◆ Task directions: Wherever "videos" appears in the records below, copy the line that holds it.

** Opening Data block **

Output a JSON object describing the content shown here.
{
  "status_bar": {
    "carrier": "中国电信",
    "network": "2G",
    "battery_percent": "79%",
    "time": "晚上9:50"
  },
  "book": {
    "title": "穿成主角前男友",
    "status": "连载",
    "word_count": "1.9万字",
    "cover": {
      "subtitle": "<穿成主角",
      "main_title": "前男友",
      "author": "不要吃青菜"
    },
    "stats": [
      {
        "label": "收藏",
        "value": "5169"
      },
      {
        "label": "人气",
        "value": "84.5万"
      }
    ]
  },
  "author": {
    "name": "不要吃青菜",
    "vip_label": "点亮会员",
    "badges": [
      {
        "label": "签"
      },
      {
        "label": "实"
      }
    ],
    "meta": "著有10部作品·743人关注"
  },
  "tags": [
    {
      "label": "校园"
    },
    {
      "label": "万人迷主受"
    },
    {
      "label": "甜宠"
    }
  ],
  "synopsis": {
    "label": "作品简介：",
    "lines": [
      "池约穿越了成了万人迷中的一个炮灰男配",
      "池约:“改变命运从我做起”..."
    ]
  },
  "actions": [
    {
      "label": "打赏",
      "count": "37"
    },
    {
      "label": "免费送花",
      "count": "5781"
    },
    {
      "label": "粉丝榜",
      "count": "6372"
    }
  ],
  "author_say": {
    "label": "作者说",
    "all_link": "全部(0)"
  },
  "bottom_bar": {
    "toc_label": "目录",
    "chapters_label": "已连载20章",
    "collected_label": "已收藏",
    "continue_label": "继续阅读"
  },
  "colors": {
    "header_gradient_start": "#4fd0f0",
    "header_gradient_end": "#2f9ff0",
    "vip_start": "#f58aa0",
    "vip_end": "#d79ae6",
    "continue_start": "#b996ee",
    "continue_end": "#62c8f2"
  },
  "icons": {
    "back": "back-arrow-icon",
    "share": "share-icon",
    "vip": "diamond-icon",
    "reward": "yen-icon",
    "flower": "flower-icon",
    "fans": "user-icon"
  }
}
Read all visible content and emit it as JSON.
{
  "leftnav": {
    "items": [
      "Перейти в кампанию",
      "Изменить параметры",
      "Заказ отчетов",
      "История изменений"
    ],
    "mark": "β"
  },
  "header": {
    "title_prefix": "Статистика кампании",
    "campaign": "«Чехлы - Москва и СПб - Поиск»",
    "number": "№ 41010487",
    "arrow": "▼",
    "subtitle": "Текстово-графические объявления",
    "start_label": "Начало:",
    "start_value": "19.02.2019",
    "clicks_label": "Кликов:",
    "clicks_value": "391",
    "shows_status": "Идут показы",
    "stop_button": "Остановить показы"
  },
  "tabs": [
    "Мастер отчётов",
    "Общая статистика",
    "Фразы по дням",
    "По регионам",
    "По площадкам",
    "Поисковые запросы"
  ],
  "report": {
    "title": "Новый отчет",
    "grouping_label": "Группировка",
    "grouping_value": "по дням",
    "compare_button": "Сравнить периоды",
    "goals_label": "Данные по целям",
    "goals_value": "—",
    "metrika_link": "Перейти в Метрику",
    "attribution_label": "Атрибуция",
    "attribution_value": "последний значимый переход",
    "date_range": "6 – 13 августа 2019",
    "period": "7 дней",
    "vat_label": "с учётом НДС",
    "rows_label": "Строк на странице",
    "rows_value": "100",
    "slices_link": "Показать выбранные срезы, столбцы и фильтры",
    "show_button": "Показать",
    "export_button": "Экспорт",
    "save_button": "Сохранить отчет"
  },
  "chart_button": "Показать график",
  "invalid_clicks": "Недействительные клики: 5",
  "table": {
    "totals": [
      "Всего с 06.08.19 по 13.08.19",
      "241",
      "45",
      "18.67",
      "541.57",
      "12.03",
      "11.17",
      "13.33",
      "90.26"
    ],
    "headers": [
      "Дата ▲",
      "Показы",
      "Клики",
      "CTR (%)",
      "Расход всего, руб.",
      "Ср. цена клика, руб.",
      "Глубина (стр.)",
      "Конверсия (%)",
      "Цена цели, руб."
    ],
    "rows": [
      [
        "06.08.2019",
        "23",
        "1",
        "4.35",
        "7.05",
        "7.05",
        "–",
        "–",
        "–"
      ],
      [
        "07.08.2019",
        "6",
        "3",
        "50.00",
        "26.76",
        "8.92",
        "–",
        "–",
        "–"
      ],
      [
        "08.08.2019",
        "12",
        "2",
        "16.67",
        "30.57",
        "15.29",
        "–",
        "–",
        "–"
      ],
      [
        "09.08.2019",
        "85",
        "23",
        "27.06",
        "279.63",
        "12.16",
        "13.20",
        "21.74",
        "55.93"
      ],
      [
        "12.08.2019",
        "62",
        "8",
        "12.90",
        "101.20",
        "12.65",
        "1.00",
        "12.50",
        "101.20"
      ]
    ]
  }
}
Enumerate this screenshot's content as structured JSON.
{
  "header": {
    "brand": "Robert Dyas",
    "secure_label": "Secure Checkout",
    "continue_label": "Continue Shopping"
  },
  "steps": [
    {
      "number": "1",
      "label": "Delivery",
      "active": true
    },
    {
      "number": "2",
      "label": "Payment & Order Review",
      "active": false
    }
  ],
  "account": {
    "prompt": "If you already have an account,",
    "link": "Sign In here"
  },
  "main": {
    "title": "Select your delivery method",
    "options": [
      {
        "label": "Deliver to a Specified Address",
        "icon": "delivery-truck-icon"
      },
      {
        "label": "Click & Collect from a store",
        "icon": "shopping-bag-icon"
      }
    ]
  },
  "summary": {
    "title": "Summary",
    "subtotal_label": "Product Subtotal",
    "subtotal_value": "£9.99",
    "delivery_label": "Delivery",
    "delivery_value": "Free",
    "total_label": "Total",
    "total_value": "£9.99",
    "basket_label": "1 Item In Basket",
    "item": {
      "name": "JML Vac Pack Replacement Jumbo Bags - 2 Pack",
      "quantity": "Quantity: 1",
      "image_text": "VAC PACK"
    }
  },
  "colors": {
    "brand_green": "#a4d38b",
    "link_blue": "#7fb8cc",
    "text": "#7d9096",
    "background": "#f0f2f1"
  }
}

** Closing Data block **
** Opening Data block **

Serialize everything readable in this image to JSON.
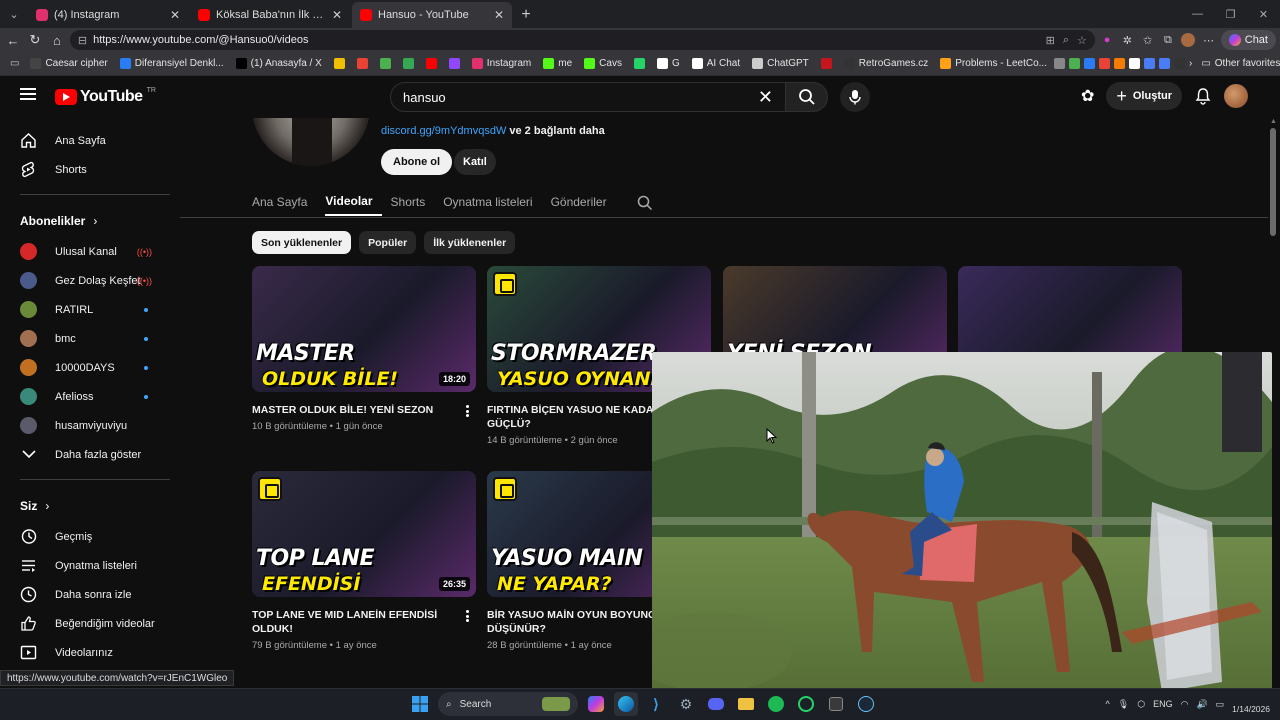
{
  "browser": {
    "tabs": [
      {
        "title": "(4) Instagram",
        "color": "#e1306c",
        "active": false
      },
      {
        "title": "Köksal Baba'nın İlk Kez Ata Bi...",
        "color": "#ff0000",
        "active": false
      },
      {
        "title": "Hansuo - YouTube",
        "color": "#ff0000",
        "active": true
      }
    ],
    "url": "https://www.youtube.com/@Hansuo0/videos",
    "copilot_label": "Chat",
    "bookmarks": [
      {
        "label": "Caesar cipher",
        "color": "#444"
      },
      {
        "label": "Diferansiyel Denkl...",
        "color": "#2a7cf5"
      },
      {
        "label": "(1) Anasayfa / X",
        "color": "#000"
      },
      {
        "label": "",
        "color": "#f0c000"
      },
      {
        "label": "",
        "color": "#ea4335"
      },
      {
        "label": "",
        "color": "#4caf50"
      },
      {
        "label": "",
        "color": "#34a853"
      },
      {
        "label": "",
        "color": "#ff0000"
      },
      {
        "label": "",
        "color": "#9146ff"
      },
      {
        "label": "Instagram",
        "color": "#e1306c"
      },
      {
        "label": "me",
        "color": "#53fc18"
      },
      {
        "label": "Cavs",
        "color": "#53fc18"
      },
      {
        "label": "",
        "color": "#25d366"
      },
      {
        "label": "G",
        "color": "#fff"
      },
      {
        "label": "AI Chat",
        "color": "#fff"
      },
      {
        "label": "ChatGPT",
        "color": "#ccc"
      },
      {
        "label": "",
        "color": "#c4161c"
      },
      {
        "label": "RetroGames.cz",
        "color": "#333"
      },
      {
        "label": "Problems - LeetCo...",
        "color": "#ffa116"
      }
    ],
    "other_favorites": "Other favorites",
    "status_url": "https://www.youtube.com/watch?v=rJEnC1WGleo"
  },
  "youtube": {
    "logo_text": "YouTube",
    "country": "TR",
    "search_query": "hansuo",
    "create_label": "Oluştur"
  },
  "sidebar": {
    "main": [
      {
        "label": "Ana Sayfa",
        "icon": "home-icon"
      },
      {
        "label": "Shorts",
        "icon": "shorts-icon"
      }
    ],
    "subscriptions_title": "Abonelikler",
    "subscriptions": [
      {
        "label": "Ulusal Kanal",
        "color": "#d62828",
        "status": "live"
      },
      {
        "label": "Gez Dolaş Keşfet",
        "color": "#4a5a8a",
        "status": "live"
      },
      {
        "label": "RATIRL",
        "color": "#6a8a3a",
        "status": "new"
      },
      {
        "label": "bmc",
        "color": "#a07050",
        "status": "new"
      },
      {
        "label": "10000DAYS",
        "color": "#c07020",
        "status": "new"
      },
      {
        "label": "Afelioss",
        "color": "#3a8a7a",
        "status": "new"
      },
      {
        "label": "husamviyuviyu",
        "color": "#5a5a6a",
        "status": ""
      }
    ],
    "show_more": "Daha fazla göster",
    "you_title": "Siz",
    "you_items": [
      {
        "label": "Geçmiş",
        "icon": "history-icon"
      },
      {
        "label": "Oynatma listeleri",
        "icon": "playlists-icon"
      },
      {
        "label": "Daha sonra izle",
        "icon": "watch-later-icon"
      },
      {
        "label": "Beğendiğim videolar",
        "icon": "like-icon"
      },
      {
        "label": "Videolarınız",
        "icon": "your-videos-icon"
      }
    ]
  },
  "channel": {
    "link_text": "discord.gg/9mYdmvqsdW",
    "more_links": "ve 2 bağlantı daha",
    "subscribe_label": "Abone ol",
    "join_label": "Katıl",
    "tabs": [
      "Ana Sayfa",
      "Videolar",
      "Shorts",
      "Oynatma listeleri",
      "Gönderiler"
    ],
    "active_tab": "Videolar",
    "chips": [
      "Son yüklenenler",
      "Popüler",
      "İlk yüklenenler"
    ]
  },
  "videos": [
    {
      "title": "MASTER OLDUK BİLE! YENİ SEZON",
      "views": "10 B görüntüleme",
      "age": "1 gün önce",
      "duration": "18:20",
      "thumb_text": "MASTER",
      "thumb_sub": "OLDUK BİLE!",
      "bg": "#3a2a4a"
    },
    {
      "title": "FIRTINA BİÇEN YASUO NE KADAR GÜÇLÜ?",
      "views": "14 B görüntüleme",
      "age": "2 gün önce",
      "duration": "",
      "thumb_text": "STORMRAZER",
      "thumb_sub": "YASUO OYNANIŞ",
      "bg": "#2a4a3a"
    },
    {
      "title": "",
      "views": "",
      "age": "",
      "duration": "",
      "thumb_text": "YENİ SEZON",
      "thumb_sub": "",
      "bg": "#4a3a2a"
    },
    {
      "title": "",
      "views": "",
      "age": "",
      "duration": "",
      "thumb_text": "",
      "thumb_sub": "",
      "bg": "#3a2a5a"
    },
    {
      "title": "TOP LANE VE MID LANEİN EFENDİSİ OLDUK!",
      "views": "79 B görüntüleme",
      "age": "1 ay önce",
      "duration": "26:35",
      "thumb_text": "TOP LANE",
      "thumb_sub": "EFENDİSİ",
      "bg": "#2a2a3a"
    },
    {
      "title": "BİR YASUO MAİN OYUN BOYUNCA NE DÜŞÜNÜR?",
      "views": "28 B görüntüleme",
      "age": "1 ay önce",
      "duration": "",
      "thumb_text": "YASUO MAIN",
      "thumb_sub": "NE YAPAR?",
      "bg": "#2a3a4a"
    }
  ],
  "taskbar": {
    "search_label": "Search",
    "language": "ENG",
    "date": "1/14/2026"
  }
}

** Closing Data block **

◆ Written answer:
    "url": "https://www.youtube.com/@Hansuo0/videos",
        "icon": "your-videos-icon"
  "videos": [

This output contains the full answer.